Baliaga asks the court to defer his arraignment but the motion is denied

MOTION DENIED: Court denies Major Harry Baliaga's motion to defer his arraignment. Photo by Carmela Fonbuena/Rappler

MANILA, Philippines — Judge Alfonso Ruiz II of the Branch 216 of the Quezon City regional trial court entered a not guilty plea for Army Major Harry Baliaga in connection with charges he abducted activist Jonas Burgos in a mall in 2007. 

“We did not enter a plea because of our motion. The court entered a plea of not guilty for the accused,” Baliaga’s uncle-turned-counsel Bumin Pasiwen told reporters after the scheduled arraignment on Tuesday, November 12.

Pasiwen made a verbal motion to defer the arraignment citing the pending motion for reconsideration they filed before the Department of Justice (DOJ). That motion is seeking dismissal of the case. 

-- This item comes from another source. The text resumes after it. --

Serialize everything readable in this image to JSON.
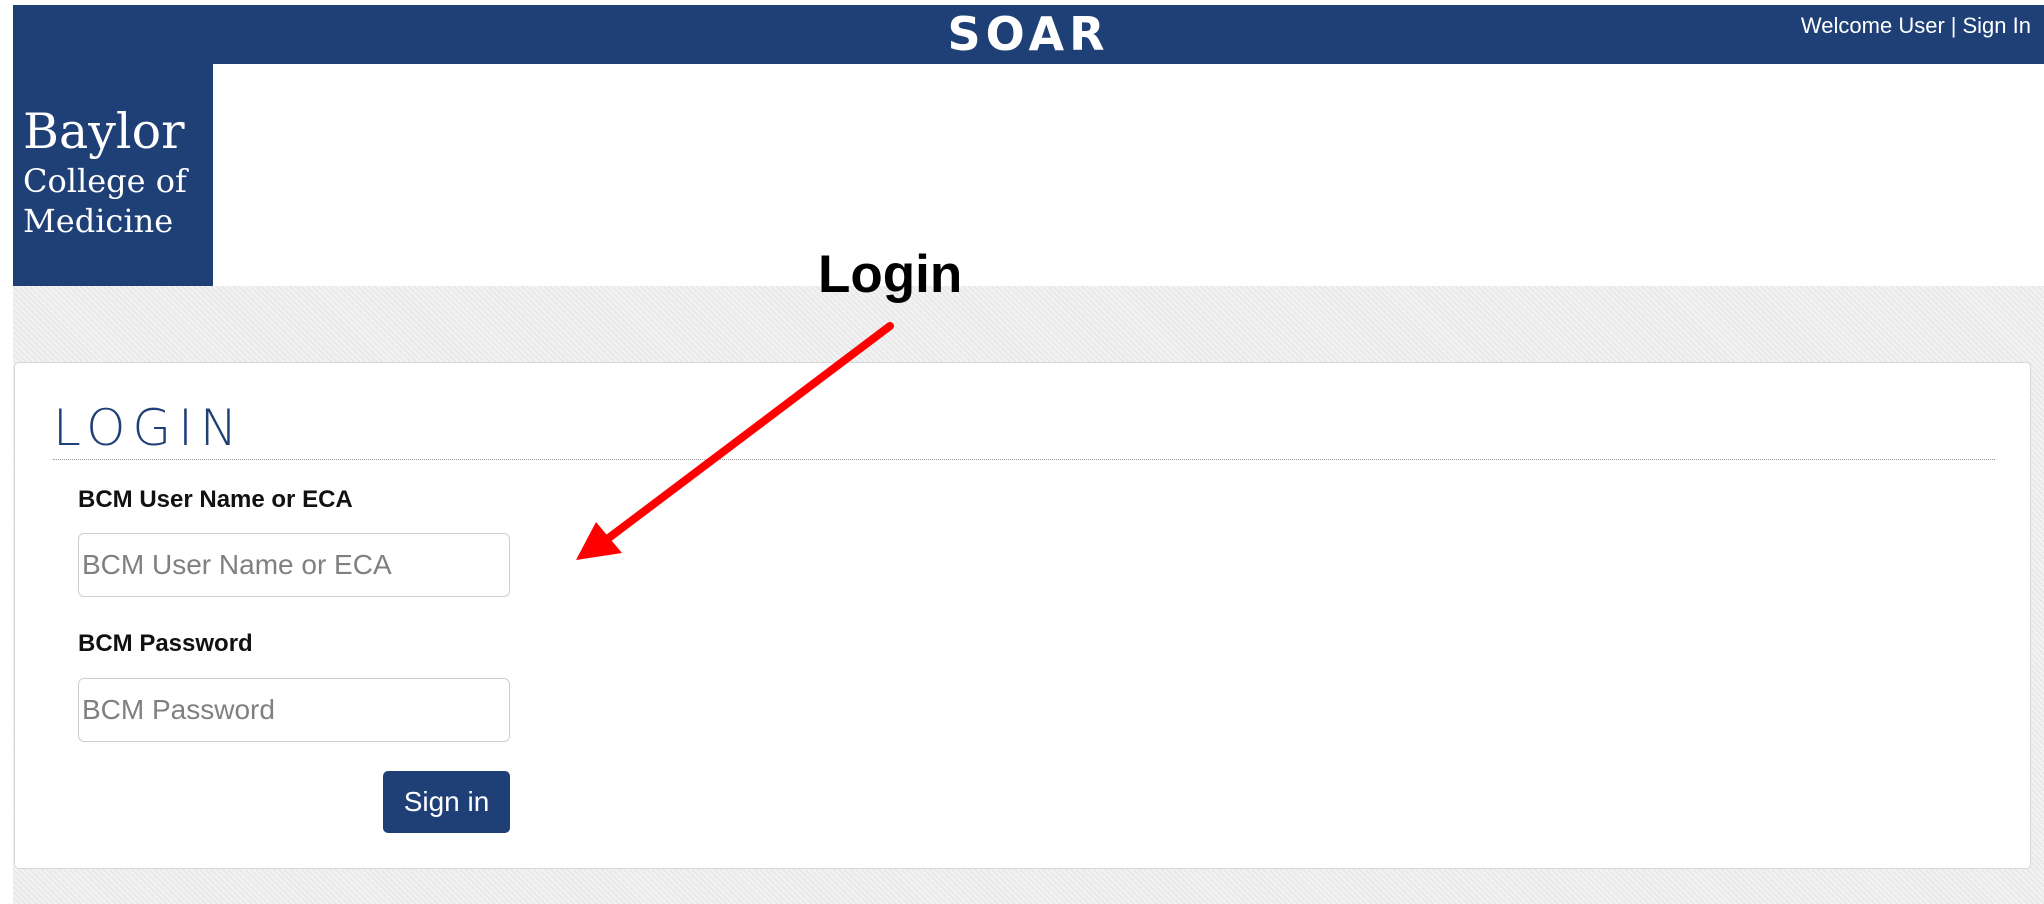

The pre-trial is scheduled on December 5.

Speaking to reporters, Baliaga maintained his innocence. “Wala naman talaga akong kinalaman diyan kaya kahit na saan man dalhin ito pupunta at pupunta ako. I did not do anything about this. Okay lang ako,” Baliaga said. (I really have nothing to do with this that’s why wherever this is brought, I will go… I’m okay.)

Witnesses tagged Baliaga as being behind the controversial abduction of Burgos on April 28, 2007. Burgos was taken from a restaurant in Ever Gotesco Mall in Quezon City. (READ: Court pins down army in Burgos case)

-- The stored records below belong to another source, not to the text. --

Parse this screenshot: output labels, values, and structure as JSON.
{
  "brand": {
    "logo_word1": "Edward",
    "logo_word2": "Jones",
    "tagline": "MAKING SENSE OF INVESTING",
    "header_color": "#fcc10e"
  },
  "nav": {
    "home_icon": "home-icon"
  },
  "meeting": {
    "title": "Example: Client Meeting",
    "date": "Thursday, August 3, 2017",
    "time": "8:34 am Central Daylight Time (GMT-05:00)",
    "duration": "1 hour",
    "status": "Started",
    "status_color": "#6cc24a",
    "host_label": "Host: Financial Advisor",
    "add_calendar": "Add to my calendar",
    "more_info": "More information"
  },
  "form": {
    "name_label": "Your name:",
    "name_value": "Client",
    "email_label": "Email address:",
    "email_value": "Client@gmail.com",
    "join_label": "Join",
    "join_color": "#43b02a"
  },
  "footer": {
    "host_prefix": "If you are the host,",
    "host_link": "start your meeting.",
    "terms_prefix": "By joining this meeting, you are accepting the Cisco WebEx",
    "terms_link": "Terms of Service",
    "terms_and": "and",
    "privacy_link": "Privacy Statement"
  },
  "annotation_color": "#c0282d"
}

The court issued an arrest warrant and Baliaga posted a P40,000 bail in October. (READ: Officer accused in Burgos abduction posts bail)

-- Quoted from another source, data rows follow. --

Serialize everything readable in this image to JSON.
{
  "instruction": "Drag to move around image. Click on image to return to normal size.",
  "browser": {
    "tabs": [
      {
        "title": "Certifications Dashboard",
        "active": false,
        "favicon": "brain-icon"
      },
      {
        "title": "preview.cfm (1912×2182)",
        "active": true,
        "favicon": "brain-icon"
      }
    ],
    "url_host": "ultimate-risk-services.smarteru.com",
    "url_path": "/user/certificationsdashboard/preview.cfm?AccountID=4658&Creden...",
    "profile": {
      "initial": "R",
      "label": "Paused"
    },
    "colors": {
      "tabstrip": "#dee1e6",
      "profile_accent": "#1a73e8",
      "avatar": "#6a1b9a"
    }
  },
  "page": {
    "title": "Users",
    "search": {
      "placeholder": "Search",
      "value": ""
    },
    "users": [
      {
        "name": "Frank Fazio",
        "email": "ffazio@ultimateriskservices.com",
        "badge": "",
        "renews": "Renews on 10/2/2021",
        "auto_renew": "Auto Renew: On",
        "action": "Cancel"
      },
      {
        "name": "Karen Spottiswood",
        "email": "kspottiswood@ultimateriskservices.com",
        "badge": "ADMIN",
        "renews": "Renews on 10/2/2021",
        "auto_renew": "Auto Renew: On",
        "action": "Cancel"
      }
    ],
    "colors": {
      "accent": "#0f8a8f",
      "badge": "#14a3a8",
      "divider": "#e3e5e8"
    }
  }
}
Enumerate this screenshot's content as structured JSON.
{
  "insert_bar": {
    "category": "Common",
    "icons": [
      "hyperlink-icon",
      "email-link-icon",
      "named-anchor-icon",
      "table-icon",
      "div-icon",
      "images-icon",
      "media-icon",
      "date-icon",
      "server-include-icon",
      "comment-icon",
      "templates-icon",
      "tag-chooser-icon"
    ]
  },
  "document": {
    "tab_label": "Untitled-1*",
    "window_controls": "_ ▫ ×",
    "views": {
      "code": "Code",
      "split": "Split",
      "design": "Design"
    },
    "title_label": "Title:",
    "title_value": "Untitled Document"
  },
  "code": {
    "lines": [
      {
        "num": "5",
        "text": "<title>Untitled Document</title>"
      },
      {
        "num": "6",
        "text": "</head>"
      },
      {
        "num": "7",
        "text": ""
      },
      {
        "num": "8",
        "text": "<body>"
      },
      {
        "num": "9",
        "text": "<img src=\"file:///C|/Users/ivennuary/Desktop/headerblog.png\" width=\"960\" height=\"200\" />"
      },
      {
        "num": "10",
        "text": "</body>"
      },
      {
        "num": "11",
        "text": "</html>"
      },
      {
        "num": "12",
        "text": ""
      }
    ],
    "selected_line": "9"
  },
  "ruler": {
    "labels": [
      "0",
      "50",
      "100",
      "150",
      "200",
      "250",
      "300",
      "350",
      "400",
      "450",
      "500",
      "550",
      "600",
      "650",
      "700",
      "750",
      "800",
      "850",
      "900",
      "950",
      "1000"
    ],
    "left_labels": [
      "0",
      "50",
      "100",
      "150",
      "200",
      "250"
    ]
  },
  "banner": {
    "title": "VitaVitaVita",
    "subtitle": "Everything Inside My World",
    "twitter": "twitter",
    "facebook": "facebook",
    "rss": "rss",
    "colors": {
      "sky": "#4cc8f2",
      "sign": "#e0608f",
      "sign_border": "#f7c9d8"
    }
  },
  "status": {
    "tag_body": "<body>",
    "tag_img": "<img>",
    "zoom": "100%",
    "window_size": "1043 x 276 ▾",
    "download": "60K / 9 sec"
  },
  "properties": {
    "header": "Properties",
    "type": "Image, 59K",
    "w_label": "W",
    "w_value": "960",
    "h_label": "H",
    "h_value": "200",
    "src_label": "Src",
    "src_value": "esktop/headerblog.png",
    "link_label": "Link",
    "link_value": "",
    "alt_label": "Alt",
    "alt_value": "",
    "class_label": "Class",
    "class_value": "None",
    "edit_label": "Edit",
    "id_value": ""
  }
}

Edita Burgos, the mother of Jonas, found Baliaga’s refusal to enter a plea suspicious.

“By the very fact that he did not enter a plea then there is something there. He was positively identified by a witness,” Edita said.

She also has a pending motion asking the DOJ to reconsider ruling on the exoneration of other military officers. 

“I do not believe that this Major would do something that was not ordered by his superiors unless he has another reason for doing it. Personally, I don’t think so,” Edita said.

Baliaga was relieved from his post but remains an active officer of the Philippine Army. Soldiers facing charges are relieved from their posts and placed in a detached service, to a holding unit, so they are available in case they are called to court.

Baliaga faces charges for violating Article 124 of the Revised Penal Code for the “arbitrary detention and penalizing the detention of any person without legal grounds by any public officer or employee.”

The military is fighting a 4-decade-old communist insurgency. It claims to have liberated most provinces from rebel influence. — Rappler.com